#### Exercise requirements:
What is needed is an exact copy of the data below, pictures excluded.

[Interface dataset entries]
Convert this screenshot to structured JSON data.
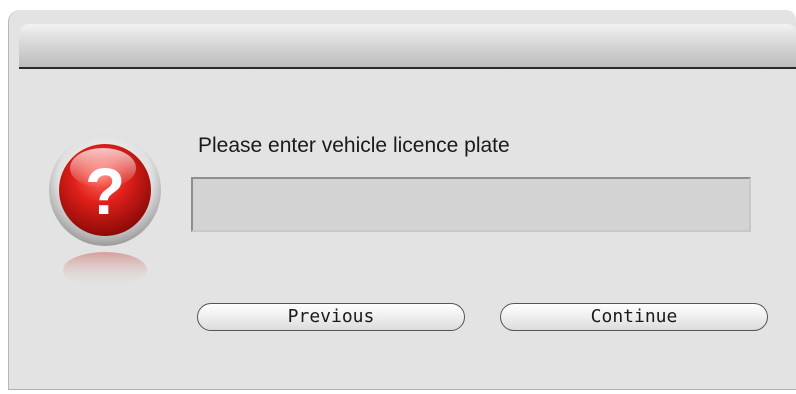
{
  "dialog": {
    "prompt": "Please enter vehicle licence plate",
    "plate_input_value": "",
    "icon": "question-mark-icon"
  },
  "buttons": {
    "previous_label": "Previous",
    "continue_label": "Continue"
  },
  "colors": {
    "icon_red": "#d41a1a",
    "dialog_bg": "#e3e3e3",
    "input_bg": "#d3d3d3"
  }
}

#### Problem solution:
Convert this screenshot to structured JSON data.
{
  "dialog": {
    "prompt": "Please enter vehicle licence plate",
    "plate_input_value": "",
    "icon": "question-mark-icon"
  },
  "buttons": {
    "previous_label": "Previous",
    "continue_label": "Continue"
  },
  "colors": {
    "icon_red": "#d41a1a",
    "dialog_bg": "#e3e3e3",
    "input_bg": "#d3d3d3"
  }
}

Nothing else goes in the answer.